For example, last year students used styrofoam containers for take-away food at the dining halls. Members of the Student Interest Group Ecoherence had the idea to distribute reusable plastic boxes instead, and they worked with administration to turn their proposal into a reality.
NYUAD is a school that tailors its policies to fit the needs of students, so don’t be passive about implementing change. Instead of getting used to being pampered, show your UWC spirit and get involved in improving the community.
At a certain point, you will start looking at the pictures of your co-years having fun at their own universities. (It will probably happen when you’re falling behind your deadlines, trying to roll the Arabic “ra” in front of the mirror and hoping that your roommate won’t think you’re a complete weirdo.) Other people’s lives will sometimes look more fun than your own, but that shouldn’t be a reason for jealousy — it should make you more proactive in your own life.
Also, you’ll probably want to be in the U.S. when your co-years reunite for Thanksgiving, and you’ll feel separated from the rest of them. Remember that real friendships will endure the distance, and acknowledge that you will have to let go of some other friendships nonetheless.
Don’t compare your current state of happiness to your time at UWC — you are not competing with yourself. You are on yet another journey that has its ups and downs. It is easy to idealize the past, so remember that UWC was not always ideal; you missed home, you were overwhelmed by the academic stress, you fought with your roommates. It was beautiful, but it wasn’t ideal.
UWC comes hand in hand with first loves and first heartbreaks, and you might be holding onto your relationship from that time. We understand that it isn’t easy, but you must accept that life always moves on, no matter how sad it sounds.
The only way to win against the past is to convince yourself that you must move at the same pace as the life you now lead. Moving on doesn’t have to equate to loss; if someone is the one, they will still be the one even 10 years later.

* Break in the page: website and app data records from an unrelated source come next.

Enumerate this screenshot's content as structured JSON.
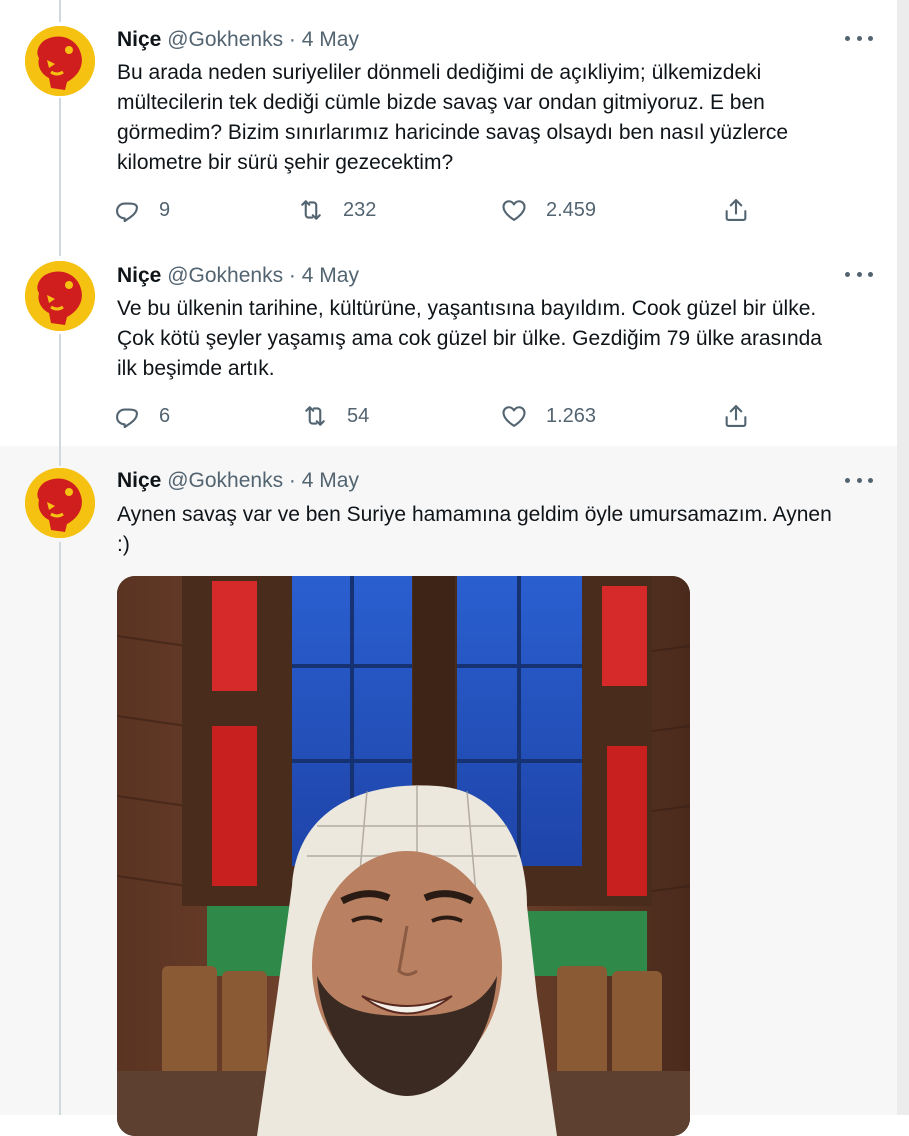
{
  "tweets": [
    {
      "name": "Niçe",
      "handle": "@Gokhenks",
      "separator": "·",
      "date": "4 May",
      "text": "Bu arada neden suriyeliler dönmeli dediğimi de açıkliyim; ülkemizdeki\nmültecilerin tek dediği cümle bizde savaş var ondan gitmiyoruz. E ben\ngörmedim? Bizim sınırlarımız haricinde savaş olsaydı ben nasıl yüzlerce\nkilometre bir sürü şehir gezecektim?",
      "replies": "9",
      "retweets": "232",
      "likes": "2.459"
    },
    {
      "name": "Niçe",
      "handle": "@Gokhenks",
      "separator": "·",
      "date": "4 May",
      "text": "Ve bu ülkenin tarihine, kültürüne, yaşantısına bayıldım. Cook güzel bir ülke.\nÇok kötü şeyler yaşamış ama cok güzel bir ülke. Gezdiğim 79 ülke arasında\nilk beşimde artık.",
      "replies": "6",
      "retweets": "54",
      "likes": "1.263"
    },
    {
      "name": "Niçe",
      "handle": "@Gokhenks",
      "separator": "·",
      "date": "4 May",
      "text": "Aynen savaş var ve ben Suriye hamamına geldim öyle umursamazım. Aynen\n:)"
    }
  ],
  "icons": {
    "reply": "reply-icon",
    "retweet": "retweet-icon",
    "like": "heart-icon",
    "share": "share-icon",
    "more": "more-icon"
  },
  "colors": {
    "text": "#0f1419",
    "secondary": "#536471",
    "thread_line": "#cfd9de",
    "avatar_bg": "#f5c211",
    "avatar_fg": "#d01e1e",
    "highlight_bg": "#f7f7f7"
  }
}
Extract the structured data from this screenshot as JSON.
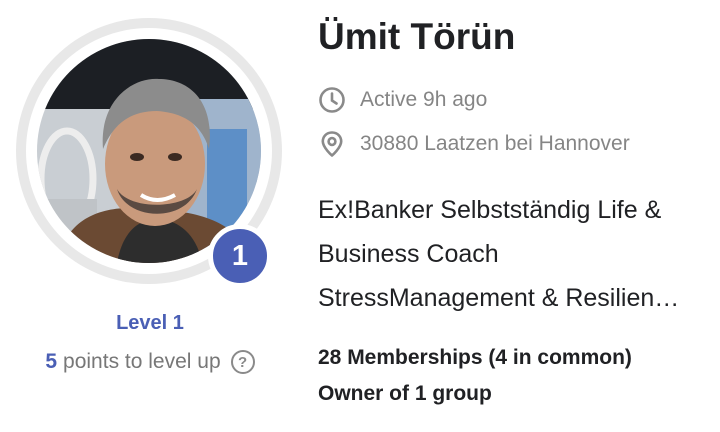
{
  "profile": {
    "name": "Ümit Törün",
    "level_badge": "1",
    "level_label": "Level 1",
    "points_value": "5",
    "points_text": "points to level up",
    "help_icon_glyph": "?",
    "activity": "Active 9h ago",
    "location": "30880 Laatzen bei Hannover",
    "bio_lines": [
      "Ex!Banker Selbstständig Life &",
      "Business Coach",
      "StressManagement & Resilien…"
    ],
    "memberships": "28 Memberships (4 in common)",
    "ownership": "Owner of 1 group"
  },
  "icons": {
    "activity": "clock-icon",
    "location": "map-pin-icon",
    "points_help": "question-circle-icon"
  },
  "colors": {
    "accent": "#4a5fb5",
    "muted_text": "#858585",
    "primary_text": "#202124",
    "ring": "#e8e8e8"
  }
}
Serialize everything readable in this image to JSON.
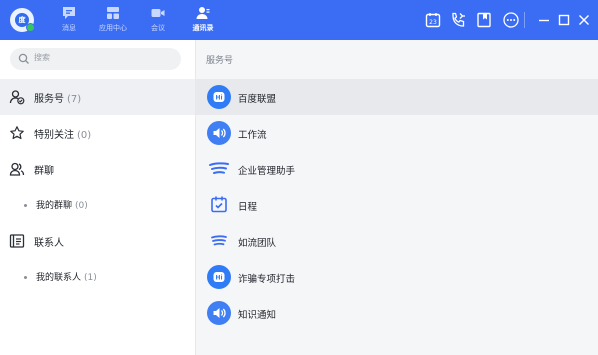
{
  "avatar": {
    "initial": "度"
  },
  "nav": {
    "tabs": [
      {
        "label": "消息",
        "icon": "message-icon"
      },
      {
        "label": "应用中心",
        "icon": "app-center-icon"
      },
      {
        "label": "会议",
        "icon": "video-camera-icon"
      },
      {
        "label": "通讯录",
        "icon": "contacts-icon",
        "active": true
      }
    ]
  },
  "toolbar": {
    "icons": [
      "calendar-icon",
      "phone-icon",
      "bookmark-icon",
      "more-icon"
    ],
    "window": [
      "minimize-icon",
      "maximize-icon",
      "close-icon"
    ]
  },
  "search": {
    "placeholder": "搜索"
  },
  "sidebar": {
    "items": [
      {
        "label": "服务号",
        "count": "(7)",
        "selected": true
      },
      {
        "label": "特别关注",
        "count": "(0)"
      },
      {
        "label": "群聊",
        "count": ""
      },
      {
        "label": "我的群聊",
        "count": "(0)"
      },
      {
        "label": "联系人",
        "count": ""
      },
      {
        "label": "我的联系人",
        "count": "(1)"
      }
    ]
  },
  "main": {
    "section_title": "服务号",
    "items": [
      {
        "label": "百度联盟",
        "icon": "hi-logo-icon",
        "selected": true
      },
      {
        "label": "工作流",
        "icon": "speaker-icon"
      },
      {
        "label": "企业管理助手",
        "icon": "stream-lines-icon"
      },
      {
        "label": "日程",
        "icon": "calendar-check-icon"
      },
      {
        "label": "如流团队",
        "icon": "stream-lines-icon"
      },
      {
        "label": "诈骗专项打击",
        "icon": "hi-logo-icon"
      },
      {
        "label": "知识通知",
        "icon": "speaker-icon"
      }
    ]
  },
  "colors": {
    "accent": "#3b6cf4",
    "online": "#35c759",
    "icon_blue": "#2f6cf0"
  }
}
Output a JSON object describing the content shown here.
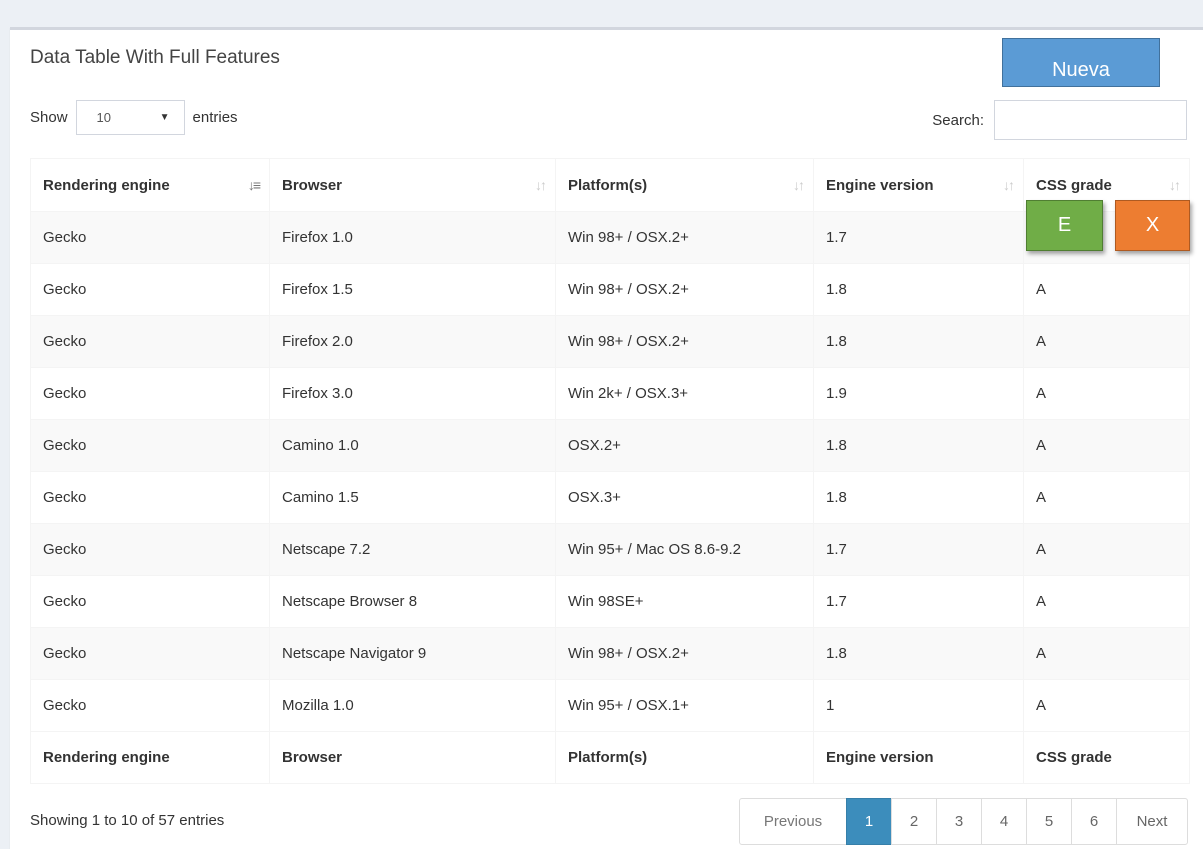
{
  "box": {
    "title": "Data Table With Full Features"
  },
  "new_button": {
    "label": "Nueva",
    "color": "#5b9bd5"
  },
  "length": {
    "show_label": "Show",
    "selected": "10",
    "entries_label": "entries"
  },
  "search": {
    "label": "Search:",
    "value": ""
  },
  "table": {
    "columns": [
      "Rendering engine",
      "Browser",
      "Platform(s)",
      "Engine version",
      "CSS grade"
    ],
    "sort_column": "Rendering engine",
    "rows": [
      [
        "Gecko",
        "Firefox 1.0",
        "Win 98+ / OSX.2+",
        "1.7",
        ""
      ],
      [
        "Gecko",
        "Firefox 1.5",
        "Win 98+ / OSX.2+",
        "1.8",
        "A"
      ],
      [
        "Gecko",
        "Firefox 2.0",
        "Win 98+ / OSX.2+",
        "1.8",
        "A"
      ],
      [
        "Gecko",
        "Firefox 3.0",
        "Win 2k+ / OSX.3+",
        "1.9",
        "A"
      ],
      [
        "Gecko",
        "Camino 1.0",
        "OSX.2+",
        "1.8",
        "A"
      ],
      [
        "Gecko",
        "Camino 1.5",
        "OSX.3+",
        "1.8",
        "A"
      ],
      [
        "Gecko",
        "Netscape 7.2",
        "Win 95+ / Mac OS 8.6-9.2",
        "1.7",
        "A"
      ],
      [
        "Gecko",
        "Netscape Browser 8",
        "Win 98SE+",
        "1.7",
        "A"
      ],
      [
        "Gecko",
        "Netscape Navigator 9",
        "Win 98+ / OSX.2+",
        "1.8",
        "A"
      ],
      [
        "Gecko",
        "Mozilla 1.0",
        "Win 95+ / OSX.1+",
        "1",
        "A"
      ]
    ]
  },
  "actions": {
    "edit_label": "E",
    "edit_color": "#70ad47",
    "delete_label": "X",
    "delete_color": "#ed7d31"
  },
  "info": "Showing 1 to 10 of 57 entries",
  "pagination": {
    "previous": "Previous",
    "pages": [
      "1",
      "2",
      "3",
      "4",
      "5",
      "6"
    ],
    "current": "1",
    "next": "Next"
  }
}
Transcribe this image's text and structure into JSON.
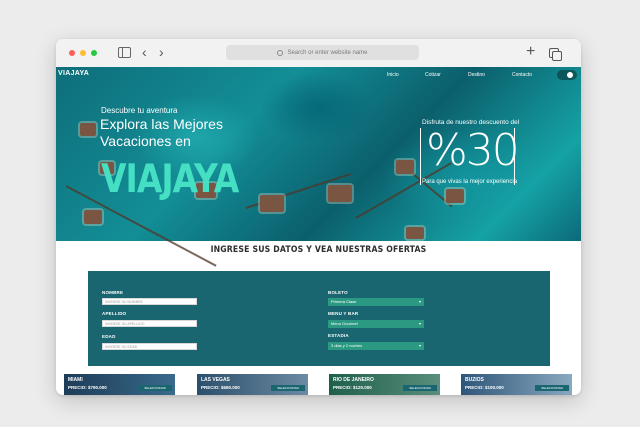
{
  "browser": {
    "url_placeholder": "Search or enter website name"
  },
  "site": {
    "logo": "VIAJAYA",
    "menu": [
      "Inicio",
      "Cotizar",
      "Destino",
      "Contacto"
    ]
  },
  "hero": {
    "kicker": "Descubre tu aventura",
    "headline": "Explora las Mejores Vacaciones en",
    "brand": "VIAJAYA",
    "promo_caption": "Disfruta de nuestro descuento del",
    "promo_value": "%30",
    "promo_subcaption": "Para que vivas la mejor experiencia"
  },
  "form": {
    "heading": "INGRESE SUS DATOS Y VEA NUESTRAS OFERTAS",
    "nombre_label": "NOMBRE",
    "nombre_placeholder": "INGRESE SU NOMBRE",
    "apellido_label": "APELLIDO",
    "apellido_placeholder": "INGRESE SU APELLIDO",
    "edad_label": "EDAD",
    "edad_placeholder": "INGRESE SU EDAD",
    "boleto_label": "BOLETO",
    "boleto_value": "Primera Clase",
    "menu_label": "MENU Y BAR",
    "menu_value": "Menu Gourmet",
    "estadia_label": "ESTADIA",
    "estadia_value": "3 dias y 2 noches"
  },
  "destinations": [
    {
      "city": "MIAMI",
      "price": "PRECIO: $790.000",
      "button": "SELECCIONAR"
    },
    {
      "city": "LAS VEGAS",
      "price": "PRECIO: $680.000",
      "button": "SELECCIONAR"
    },
    {
      "city": "RIO DE JANEIRO",
      "price": "PRECIO: $120.000",
      "button": "SELECCIONAR"
    },
    {
      "city": "BUZIOS",
      "price": "PRECIO: $100.000",
      "button": "SELECCIONAR"
    }
  ],
  "colors": {
    "brand_accent": "#45e0c4",
    "form_panel": "#1a6670",
    "select_fill": "#2c9a83"
  }
}
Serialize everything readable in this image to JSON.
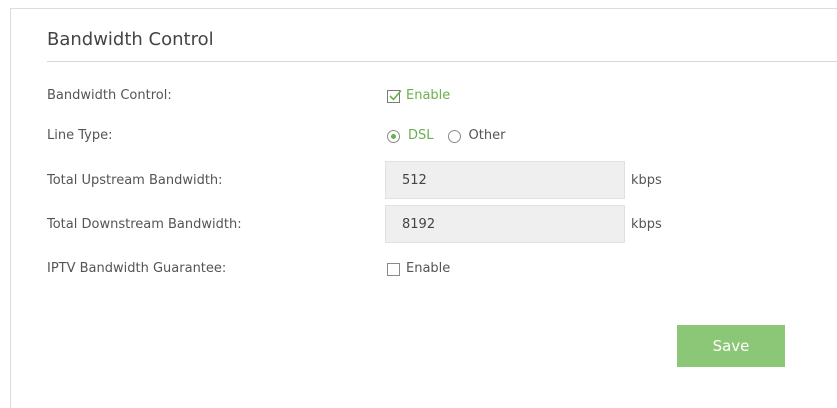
{
  "section": {
    "title": "Bandwidth Control"
  },
  "bandwidth_control": {
    "label": "Bandwidth Control:",
    "checkbox_label": "Enable",
    "checked": true
  },
  "line_type": {
    "label": "Line Type:",
    "options": [
      {
        "label": "DSL",
        "selected": true
      },
      {
        "label": "Other",
        "selected": false
      }
    ]
  },
  "upstream": {
    "label": "Total Upstream Bandwidth:",
    "value": "512",
    "unit": "kbps"
  },
  "downstream": {
    "label": "Total Downstream Bandwidth:",
    "value": "8192",
    "unit": "kbps"
  },
  "iptv": {
    "label": "IPTV Bandwidth Guarantee:",
    "checkbox_label": "Enable",
    "checked": false
  },
  "actions": {
    "save_label": "Save"
  },
  "colors": {
    "accent": "#6ab04c",
    "button": "#8cc777",
    "input_bg": "#efefef"
  }
}
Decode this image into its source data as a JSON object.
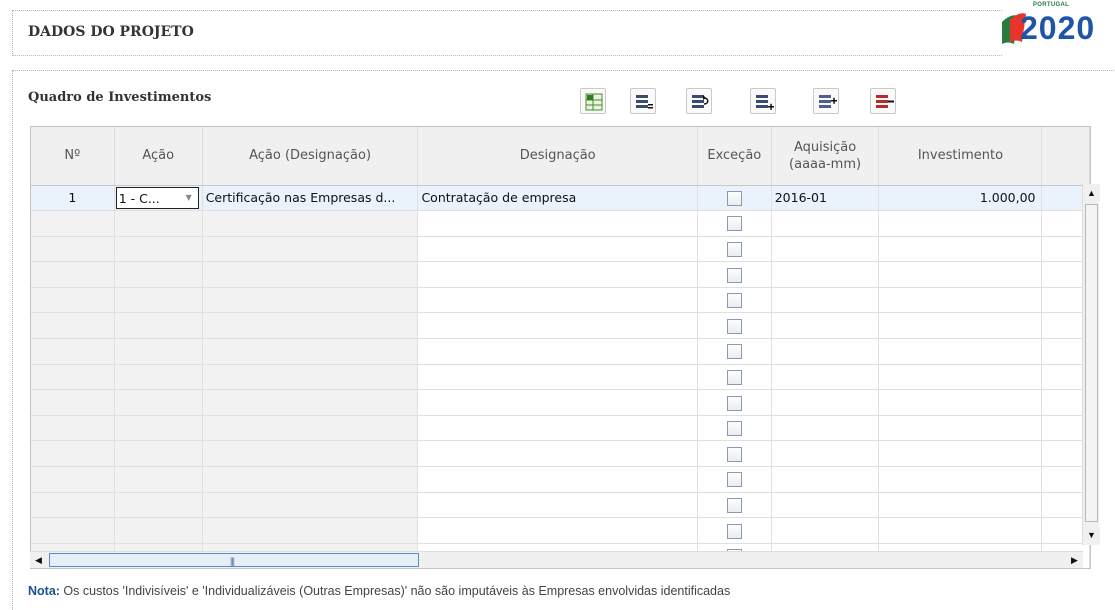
{
  "header": {
    "title": "DADOS DO PROJETO"
  },
  "logo": {
    "small": "PORTUGAL",
    "big": "2020",
    "colors": [
      "#2a7c3e",
      "#e8342d",
      "#1f55a6"
    ]
  },
  "section": {
    "title": "Quadro de Investimentos"
  },
  "toolbar": {
    "buttons": [
      {
        "name": "export-excel-button",
        "icon": "excel-icon"
      },
      {
        "name": "list-edit-button",
        "icon": "list-equals-icon"
      },
      {
        "name": "list-undo-button",
        "icon": "list-undo-icon"
      },
      {
        "name": "list-add-button",
        "icon": "list-add-icon"
      },
      {
        "name": "list-add-alt-button",
        "icon": "list-add-alt-icon"
      },
      {
        "name": "list-remove-button",
        "icon": "list-remove-icon"
      }
    ]
  },
  "grid": {
    "columns": [
      "Nº",
      "Ação",
      "Ação (Designação)",
      "Designação",
      "Exceção",
      "Aquisição (aaaa-mm)",
      "Investimento"
    ],
    "rows": [
      {
        "n": "1",
        "acao": "1 - C...",
        "acao_designacao": "Certificação nas Empresas d...",
        "designacao": "Contratação de empresa",
        "excecao": false,
        "aquisicao": "2016-01",
        "investimento": "1.000,00"
      }
    ],
    "empty_rows": 14
  },
  "note": {
    "label": "Nota:",
    "text": " Os custos 'Indivisíveis' e 'Individualizáveis (Outras Empresas)' não são imputáveis às Empresas envolvidas identificadas"
  }
}
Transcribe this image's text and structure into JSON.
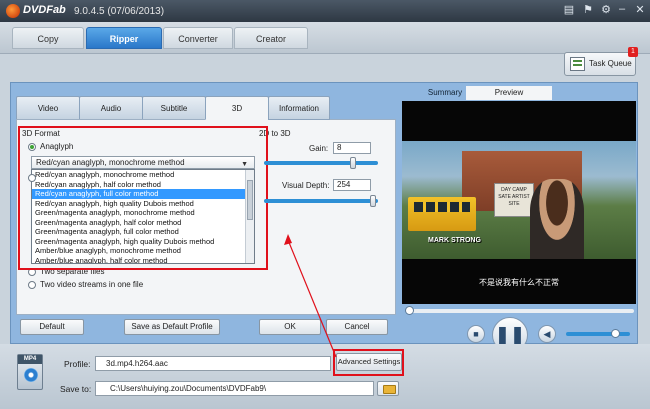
{
  "titlebar": {
    "brand": "DVDFab",
    "version": "9.0.4.5 (07/06/2013)"
  },
  "top_tabs": [
    "Copy",
    "Ripper",
    "Converter",
    "Creator"
  ],
  "task_queue": {
    "label": "Task Queue",
    "badge": "1"
  },
  "settings_tabs": [
    "Video",
    "Audio",
    "Subtitle",
    "3D",
    "Information"
  ],
  "format3d": {
    "heading": "3D Format",
    "two_to_three": "2D to 3D",
    "anaglyph_label": "Anaglyph",
    "selected_method": "Red/cyan anaglyph, monochrome method",
    "options": [
      "Red/cyan anaglyph, monochrome method",
      "Red/cyan anaglyph, half color method",
      "Red/cyan anaglyph, full color method",
      "Red/cyan anaglyph, high quality Dubois method",
      "Green/magenta anaglyph, monochrome method",
      "Green/magenta anaglyph, half color method",
      "Green/magenta anaglyph, full color method",
      "Green/magenta anaglyph, high quality Dubois method",
      "Amber/blue anaglyph, monochrome method",
      "Amber/blue anaglyph, half color method"
    ],
    "highlighted_index": 2,
    "two_separate": "Two separate files",
    "two_streams": "Two video streams in one file",
    "gain_label": "Gain:",
    "gain_value": "8",
    "visual_depth_label": "Visual Depth:",
    "visual_depth_value": "254"
  },
  "buttons": {
    "default": "Default",
    "save_default": "Save as Default Profile",
    "ok": "OK",
    "cancel": "Cancel",
    "advanced": "Advanced Settings"
  },
  "preview_tabs": [
    "Summary",
    "Preview"
  ],
  "video": {
    "sign_text": "DAY CAMP SATE ARTIST SITE",
    "name_tag": "MARK STRONG",
    "subtitle": "不是说我有什么不正常"
  },
  "bottom": {
    "icon_tag": "MP4",
    "profile_label": "Profile:",
    "profile_value": "3d.mp4.h264.aac",
    "saveto_label": "Save to:",
    "saveto_value": "C:\\Users\\huiying.zou\\Documents\\DVDFab9\\"
  },
  "colors": {
    "accent": "#2a77c9",
    "highlight": "#e0101b",
    "selection": "#3399ff"
  }
}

But in the meantime, you must live your life as well. Freedom can only be a good thing, even if that person was right for you. Don’t close your heart to everyone just because they are not your UWC sweetheart. Don’t expect a greater or smaller love; just think of it as a different one.
Remember how much you changed at UWC, and just try to imagine how much more you will change at NYUAD. If you’re not sure that you and your partner can put a lot of time and effort into changing in the same direction, maybe it is time to turn that page.
A little advice on choosing your group of friends at NYUAD: it is normal to start college feeling like you relate best to UWC people and wanting to spend all of your time with them. It’s understandable, given the similarity in our mindsets.
But we must not become an exclusive group; that would be very anti-UWC. Other people at NYUAD are equally interesting, and sometimes it is much more fun to find someone completely different from you rather than someone who makes you feel at home.
Finally, don’t push away your UWC memories. You must remember them and cherish them, but also let them empower you. They should never bring you down. Letting go is not the same as forgetting. You can change history, but it won't stay changed; you can bury it, but it rises from the grave.
The only way to deal with a beautiful past is to confront it as honestly as you can and let it make your present even more beautiful. May your best times begin today.